And, if a company’s servers are in the US and if it doesn’t have any EU assets, it can keep tracking EU visitors. Brussels can’t do anything about this because US courts are not going to uphold EU law against US citizens who have not broken US law. In other words, because the web is worldwide, one consequence of the GDPR will be the creation of a false sense of privacy.


Musk’s Cyborg Dragon and Kanye’s dragon energy

Thursday, 26 April, 2018 0 Comments

These are not easy days for Elon Musk. Consider: A Tesla Model S recall was followed by allegations by the Center for Investigative Reporting about workplace injuries at the company’s factory in Fremont. On top of that, there’s the dizzying cash burn because of the billions invested in preparation for the production of the Model 3. But Elon Musk is no ordinary businessman and crises that would sink any other entrepreneur seem to act as incentives for even more stimulating ideas. The latest? A cyborg dragon.

Elon Musk tweets

Say what you will about Elon Musk, the man knows how to tweet and he knows his dragons. After all, the “Dragon” is a reusable spacecraft developed by Musk’s SpaceX. On the other hand, this may go deeper. Kanye West loves cruising around in his Tesla and now he’s praising President Trump, saying “We are both dragon energy.” It’s hard to keep up with it all the dragons these days.


On being a remote

Wednesday, 18 April, 2018 0 Comments

“I’m used to working at home and now I find being at the main office a lot more distracting than working from home.” — Julia Evans
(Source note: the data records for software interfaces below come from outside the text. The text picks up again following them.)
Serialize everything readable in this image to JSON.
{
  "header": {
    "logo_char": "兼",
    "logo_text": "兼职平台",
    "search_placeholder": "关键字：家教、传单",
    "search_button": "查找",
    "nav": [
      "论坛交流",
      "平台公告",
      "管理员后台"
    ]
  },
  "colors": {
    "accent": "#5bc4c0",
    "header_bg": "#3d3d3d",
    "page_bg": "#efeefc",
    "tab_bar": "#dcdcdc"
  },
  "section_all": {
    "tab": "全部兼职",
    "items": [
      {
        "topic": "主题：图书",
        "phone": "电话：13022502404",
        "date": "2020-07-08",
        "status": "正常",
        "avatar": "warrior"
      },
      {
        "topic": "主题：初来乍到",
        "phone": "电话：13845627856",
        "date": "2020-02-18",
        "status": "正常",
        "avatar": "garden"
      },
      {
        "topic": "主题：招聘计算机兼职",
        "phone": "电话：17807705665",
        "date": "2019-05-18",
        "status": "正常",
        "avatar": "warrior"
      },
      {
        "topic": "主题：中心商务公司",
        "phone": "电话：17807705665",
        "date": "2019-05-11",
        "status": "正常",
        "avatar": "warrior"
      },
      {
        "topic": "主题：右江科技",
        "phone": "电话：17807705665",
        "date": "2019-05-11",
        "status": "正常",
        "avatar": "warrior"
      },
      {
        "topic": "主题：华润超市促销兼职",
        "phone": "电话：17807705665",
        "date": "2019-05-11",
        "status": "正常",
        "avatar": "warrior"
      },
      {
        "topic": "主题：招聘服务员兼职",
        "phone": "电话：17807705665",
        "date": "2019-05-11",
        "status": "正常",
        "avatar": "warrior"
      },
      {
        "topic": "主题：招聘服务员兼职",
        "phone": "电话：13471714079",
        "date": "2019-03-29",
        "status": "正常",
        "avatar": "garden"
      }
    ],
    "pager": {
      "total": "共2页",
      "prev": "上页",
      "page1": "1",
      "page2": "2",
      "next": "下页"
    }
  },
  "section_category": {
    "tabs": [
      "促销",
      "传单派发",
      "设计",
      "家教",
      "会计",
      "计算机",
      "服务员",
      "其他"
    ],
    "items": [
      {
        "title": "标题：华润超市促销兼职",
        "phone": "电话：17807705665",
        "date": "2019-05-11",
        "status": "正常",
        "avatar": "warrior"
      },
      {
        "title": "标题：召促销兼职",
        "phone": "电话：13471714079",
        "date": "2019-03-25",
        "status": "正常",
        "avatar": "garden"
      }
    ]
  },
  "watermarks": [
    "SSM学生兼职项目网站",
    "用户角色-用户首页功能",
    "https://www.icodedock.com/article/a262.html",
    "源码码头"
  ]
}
Julia Evans is a software developer. She lives in Montreal and works of the payment processing platform Stripe, on infrastructure. Her blog, she says, is about “being delighted about programming” but it’s not all Python headers, Ruby profilers and bash scripting. Back in February, she wrote about her experiences of working remotely, something she’s done for four years now. It’s a very useful post for those in the so-called “gig economy” and it addresses a lot of the questions posed by people contemplating replacing the commute with the home office.

A ton of people asked me questions about what I think of as sort of basic job health — how do you make sure your coworkers don’t ignore you / leave you out of discussions, how do you communicate, etc.

My current theory about this is — as long as I work on a team with a lot of other remotes, everything will be fine. Working as the only remote on a team of people who are all in person seems like hard mode — I have never done it and I’m not that interested in trying that.

Note: “I can’t imagine working remotely without good videoconferencing technology.”